SNP leader Alex Salmond’s best-of-pals relationship with Rupert Murdoch and his son has been thrust into the limelight by the Leveson inquiry.
In an email dated 11 February last year Frederic Michel (a Mr Fixit for Murdoch Jr) told his boss: “I met with Alex Salmond’s adviser today. He (Salmond) will call Hunt (the Tory Culture Secretary) whenever we need him to.”
On 1 March 2011, Salmond had dinner with the editor of the Scottish version of the Sun. The Sun pledged to support the SNP in the Holyrood elections taking place in two months time.
The following day Salmond phoned Michel and asked if he could ensure that Murdoch Jr could “smooth the way” for the Sun to come out in support of the SNP. Michel then emailed Murdoch Jr: “Alex Salmond called... The Sun is now keen to back the SNP at the election. Alex wanted to see whether we could help smooth the way for the process.”
Salmond, the email continued, wanted to host Murdoch Jr and Michel for dinner some time before the launch of the election campaign in late March. The email concluded: “On the Sky bid, he (Salmond) will make himself available to support the debate if consultation goes ahead.”
On 3 March, Salmond duly booked a call with Culture Secretary Jeremy Hunt so that he could argue in support of News International (NI)’s bid to take over BSkyB. (The call did not take place, as Hunt announced the same day that he would allow the takeover.)
Salmond has not denied the above sequence of events, but he has denied any formal trade-off. We’re meant to believe it was all just a coincidence!
In a debate in Holyrood last week Salmond claimed that in backing the NI bid he was merely fulfilling his role as Scottish First Minister and protecting jobs. His stance had been vindicated, he claimed, by the decision of BSkyB call-centre contractor, HEROtsc, to “bring 900 jobs” to Glasgow.

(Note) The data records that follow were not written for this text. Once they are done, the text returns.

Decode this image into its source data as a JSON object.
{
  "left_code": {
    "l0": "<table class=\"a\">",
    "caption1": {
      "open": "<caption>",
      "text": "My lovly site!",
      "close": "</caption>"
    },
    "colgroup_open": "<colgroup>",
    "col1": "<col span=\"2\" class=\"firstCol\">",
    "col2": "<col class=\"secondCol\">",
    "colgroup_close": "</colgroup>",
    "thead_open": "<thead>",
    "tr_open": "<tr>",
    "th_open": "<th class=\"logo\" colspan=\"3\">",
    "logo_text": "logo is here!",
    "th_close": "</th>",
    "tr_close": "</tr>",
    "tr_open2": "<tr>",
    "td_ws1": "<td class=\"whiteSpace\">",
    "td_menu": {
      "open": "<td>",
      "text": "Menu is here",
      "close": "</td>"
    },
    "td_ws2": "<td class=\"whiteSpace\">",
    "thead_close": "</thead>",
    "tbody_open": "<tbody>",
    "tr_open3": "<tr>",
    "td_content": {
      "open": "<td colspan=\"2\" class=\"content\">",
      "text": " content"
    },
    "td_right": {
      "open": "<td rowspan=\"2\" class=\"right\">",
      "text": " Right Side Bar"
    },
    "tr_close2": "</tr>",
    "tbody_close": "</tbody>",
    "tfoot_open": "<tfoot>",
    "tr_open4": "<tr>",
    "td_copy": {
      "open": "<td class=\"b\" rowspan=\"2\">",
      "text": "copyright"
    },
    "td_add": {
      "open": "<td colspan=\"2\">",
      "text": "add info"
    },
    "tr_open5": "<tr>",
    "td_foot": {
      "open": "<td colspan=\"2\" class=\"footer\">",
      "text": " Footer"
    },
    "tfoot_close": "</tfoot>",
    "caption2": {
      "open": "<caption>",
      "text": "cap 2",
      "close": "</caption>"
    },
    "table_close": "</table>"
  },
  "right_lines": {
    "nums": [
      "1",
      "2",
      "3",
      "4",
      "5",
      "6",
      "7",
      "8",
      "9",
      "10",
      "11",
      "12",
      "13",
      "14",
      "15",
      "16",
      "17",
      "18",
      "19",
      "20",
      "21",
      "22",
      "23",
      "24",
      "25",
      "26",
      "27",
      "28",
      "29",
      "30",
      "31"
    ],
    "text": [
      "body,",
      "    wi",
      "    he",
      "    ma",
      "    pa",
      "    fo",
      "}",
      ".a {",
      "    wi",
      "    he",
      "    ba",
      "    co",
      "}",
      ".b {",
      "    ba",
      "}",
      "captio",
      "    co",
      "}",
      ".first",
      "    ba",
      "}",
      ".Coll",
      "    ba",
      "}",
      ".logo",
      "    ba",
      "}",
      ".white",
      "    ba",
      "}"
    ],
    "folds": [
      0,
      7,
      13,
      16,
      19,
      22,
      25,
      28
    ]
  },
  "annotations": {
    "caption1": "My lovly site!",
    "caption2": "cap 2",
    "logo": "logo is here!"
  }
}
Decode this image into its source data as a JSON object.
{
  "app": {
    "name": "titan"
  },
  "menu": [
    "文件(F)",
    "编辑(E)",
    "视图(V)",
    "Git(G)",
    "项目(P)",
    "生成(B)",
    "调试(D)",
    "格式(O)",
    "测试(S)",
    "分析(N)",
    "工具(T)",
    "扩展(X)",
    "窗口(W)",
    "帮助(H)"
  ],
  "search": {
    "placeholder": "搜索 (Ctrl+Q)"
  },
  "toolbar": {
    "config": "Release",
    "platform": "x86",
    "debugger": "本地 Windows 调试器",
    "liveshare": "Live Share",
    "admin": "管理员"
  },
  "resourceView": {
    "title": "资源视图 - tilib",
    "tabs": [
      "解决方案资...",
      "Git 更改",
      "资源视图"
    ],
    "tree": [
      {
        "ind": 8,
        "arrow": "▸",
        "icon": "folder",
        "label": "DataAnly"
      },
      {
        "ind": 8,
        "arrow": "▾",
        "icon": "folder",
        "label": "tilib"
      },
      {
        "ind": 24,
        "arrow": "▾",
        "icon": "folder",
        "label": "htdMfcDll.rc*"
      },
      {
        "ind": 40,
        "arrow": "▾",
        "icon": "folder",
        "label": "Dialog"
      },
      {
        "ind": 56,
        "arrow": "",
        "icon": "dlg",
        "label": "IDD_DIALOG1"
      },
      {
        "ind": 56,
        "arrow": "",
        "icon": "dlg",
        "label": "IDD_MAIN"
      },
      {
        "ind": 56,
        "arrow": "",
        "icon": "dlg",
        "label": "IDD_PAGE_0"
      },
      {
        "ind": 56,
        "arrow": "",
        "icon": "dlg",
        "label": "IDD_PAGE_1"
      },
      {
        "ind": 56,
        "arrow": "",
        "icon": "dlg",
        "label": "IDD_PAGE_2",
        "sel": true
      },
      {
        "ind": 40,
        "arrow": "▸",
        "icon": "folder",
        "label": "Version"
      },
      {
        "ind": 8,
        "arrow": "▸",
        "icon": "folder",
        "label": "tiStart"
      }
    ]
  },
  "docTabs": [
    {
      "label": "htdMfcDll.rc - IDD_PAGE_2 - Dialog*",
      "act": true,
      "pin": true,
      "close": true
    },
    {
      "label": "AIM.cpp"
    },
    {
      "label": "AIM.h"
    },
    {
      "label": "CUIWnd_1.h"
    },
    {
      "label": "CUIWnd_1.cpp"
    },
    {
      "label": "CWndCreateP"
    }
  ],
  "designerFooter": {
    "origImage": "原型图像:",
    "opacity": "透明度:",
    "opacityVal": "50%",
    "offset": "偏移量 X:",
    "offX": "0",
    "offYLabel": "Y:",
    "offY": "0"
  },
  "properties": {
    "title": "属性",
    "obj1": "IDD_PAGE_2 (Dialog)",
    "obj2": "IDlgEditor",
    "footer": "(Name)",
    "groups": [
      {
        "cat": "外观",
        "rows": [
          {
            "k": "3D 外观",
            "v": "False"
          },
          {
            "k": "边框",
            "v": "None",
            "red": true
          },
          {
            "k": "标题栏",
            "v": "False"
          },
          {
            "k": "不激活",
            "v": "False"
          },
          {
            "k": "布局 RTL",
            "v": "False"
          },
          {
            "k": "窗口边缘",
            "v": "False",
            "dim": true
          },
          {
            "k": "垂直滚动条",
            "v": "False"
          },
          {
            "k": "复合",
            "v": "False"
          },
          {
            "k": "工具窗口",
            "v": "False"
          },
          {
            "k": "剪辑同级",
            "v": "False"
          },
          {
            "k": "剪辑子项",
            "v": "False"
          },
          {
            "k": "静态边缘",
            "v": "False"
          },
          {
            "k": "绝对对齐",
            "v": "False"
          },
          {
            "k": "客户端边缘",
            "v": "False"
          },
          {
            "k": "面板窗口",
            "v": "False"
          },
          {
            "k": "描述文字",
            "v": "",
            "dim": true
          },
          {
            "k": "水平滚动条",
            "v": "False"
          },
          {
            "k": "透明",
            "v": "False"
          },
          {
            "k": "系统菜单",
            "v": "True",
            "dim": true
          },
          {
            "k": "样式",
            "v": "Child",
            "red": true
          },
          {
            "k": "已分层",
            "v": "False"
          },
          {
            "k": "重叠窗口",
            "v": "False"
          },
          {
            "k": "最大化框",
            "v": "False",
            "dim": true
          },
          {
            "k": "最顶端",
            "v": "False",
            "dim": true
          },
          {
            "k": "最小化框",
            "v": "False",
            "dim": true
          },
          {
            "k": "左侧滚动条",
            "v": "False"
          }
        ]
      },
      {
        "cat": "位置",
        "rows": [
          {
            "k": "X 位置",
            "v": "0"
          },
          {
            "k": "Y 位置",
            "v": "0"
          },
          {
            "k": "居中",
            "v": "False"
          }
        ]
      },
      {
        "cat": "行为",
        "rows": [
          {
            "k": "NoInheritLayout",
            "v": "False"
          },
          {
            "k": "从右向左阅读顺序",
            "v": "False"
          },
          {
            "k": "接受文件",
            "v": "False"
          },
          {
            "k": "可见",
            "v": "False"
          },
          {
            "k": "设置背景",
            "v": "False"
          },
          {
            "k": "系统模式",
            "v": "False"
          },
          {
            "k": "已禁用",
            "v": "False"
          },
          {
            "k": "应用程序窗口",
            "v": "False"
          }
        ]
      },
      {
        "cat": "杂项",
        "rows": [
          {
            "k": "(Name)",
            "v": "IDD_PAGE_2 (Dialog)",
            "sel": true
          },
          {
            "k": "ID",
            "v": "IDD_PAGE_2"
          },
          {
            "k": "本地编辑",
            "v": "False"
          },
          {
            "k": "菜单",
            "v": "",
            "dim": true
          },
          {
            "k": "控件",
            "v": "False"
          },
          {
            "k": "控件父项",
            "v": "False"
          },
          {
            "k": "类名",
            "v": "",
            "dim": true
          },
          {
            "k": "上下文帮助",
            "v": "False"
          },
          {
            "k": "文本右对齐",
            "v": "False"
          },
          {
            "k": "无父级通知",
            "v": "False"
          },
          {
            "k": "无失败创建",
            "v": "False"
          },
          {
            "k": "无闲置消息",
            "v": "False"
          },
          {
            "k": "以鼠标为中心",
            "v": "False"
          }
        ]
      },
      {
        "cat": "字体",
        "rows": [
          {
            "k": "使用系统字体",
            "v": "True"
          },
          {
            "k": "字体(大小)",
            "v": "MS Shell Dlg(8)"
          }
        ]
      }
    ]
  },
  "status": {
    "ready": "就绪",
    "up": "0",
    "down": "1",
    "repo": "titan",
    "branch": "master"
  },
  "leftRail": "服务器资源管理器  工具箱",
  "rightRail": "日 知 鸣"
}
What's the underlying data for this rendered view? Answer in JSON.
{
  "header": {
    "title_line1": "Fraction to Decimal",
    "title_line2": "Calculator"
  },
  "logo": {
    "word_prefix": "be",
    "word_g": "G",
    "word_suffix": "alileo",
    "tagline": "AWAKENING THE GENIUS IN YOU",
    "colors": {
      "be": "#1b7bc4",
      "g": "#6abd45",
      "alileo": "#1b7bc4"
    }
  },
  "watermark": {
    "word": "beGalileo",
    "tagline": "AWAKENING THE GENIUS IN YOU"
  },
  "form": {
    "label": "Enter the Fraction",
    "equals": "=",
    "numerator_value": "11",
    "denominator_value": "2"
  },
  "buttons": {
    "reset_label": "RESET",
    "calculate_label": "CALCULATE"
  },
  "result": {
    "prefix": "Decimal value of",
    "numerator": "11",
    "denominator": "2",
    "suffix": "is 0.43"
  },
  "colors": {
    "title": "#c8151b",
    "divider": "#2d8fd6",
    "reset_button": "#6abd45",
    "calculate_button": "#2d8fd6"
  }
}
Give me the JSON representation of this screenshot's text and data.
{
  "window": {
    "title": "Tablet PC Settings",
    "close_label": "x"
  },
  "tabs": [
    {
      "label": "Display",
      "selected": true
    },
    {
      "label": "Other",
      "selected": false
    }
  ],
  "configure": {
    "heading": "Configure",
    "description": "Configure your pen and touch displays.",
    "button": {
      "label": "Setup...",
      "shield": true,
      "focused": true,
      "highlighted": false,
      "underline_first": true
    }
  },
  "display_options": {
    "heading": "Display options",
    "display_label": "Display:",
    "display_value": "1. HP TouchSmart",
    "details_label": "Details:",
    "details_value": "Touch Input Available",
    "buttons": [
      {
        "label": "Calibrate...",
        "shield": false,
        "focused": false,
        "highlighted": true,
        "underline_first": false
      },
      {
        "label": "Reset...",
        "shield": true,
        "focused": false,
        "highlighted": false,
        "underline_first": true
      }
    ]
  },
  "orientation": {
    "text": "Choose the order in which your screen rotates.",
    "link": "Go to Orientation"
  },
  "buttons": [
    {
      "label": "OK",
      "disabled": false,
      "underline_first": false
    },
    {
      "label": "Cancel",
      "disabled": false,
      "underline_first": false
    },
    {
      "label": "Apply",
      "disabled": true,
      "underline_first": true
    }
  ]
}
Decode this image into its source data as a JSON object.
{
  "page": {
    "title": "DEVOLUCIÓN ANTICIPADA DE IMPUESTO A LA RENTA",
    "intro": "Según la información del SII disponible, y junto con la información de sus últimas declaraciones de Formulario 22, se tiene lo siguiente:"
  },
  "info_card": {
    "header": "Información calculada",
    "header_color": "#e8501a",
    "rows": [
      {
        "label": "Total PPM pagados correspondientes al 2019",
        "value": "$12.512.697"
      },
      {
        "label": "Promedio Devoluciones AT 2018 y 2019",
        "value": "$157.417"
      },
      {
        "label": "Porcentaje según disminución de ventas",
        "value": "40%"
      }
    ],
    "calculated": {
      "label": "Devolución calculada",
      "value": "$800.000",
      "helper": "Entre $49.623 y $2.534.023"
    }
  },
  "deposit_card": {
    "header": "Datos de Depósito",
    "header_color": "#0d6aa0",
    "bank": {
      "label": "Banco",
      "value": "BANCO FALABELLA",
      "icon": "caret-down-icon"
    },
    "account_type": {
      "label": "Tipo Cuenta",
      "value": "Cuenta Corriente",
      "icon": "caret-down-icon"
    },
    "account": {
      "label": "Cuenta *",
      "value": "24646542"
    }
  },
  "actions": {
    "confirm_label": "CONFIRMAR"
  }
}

But Salmond was unable to cite any advice from civil servants or economic advisers that defending Scottish jobs required support for the Murdochs’ bid for Sky.
Nor did he attempt to explain why, if the takeover of BSkyB was good for Scotland, did SNP MPs in Westminster oppose it and co-sponsor a Labour anti-takeover motion.
And the 900 call centre jobs he referred to had been announced in April of this year, several months after the attempt to buy out BSkyB had failed. In any case, 800 of them were existing jobs which had simply transferred to HEROtsc after the collapse of another company.
Salmond’s willingness to lobby Hunt was part of a broader pattern of close relations between the Murdochs and the politician. According to Murdoch Sr, who was personally involved in the Sun’s decision to back the SNP: “I would describe [this relationship] as warm. ... I enjoy his company. I don’t know much about the SNP. I have met Mr Salmond a few times and find him an attractive person.”
Evidence provided to the inquiry by Murdoch Sr refers to four face-to-face meetings and five phone calls between the two men since 2007. Topics covered in the meetings included “Scottish independence”, investments in Scotland by NI, and Murdoch’s Scottish ancestry.
The most recent meeting took place in February this year, in the aftermath of the revelations about phone hacking and the subsequent closure of the News of the World.
As Scottish Labour Party leader Johann Lamont put it, the meeting took place at a time when Murdoch’s papers were being investigated for bribery, phone-hacking, perverting the course of justice, perjury and destroying evidence.
Just a few days later Salmond wrote an article for the Scottish version of the Sun on Sunday, and included in his article his planned date for the referendum on Scottish independence — which not even the Holyrood Parliament had been informed of.
Salmond’s cosy relationship with the Murdochs — and other millionaires, including Fred Godwin, Brian Souter, Tom Farmer and, formerly, Donald Trump — shows up the hollowness of the SNP’s claims to be on the side of ordinary working people.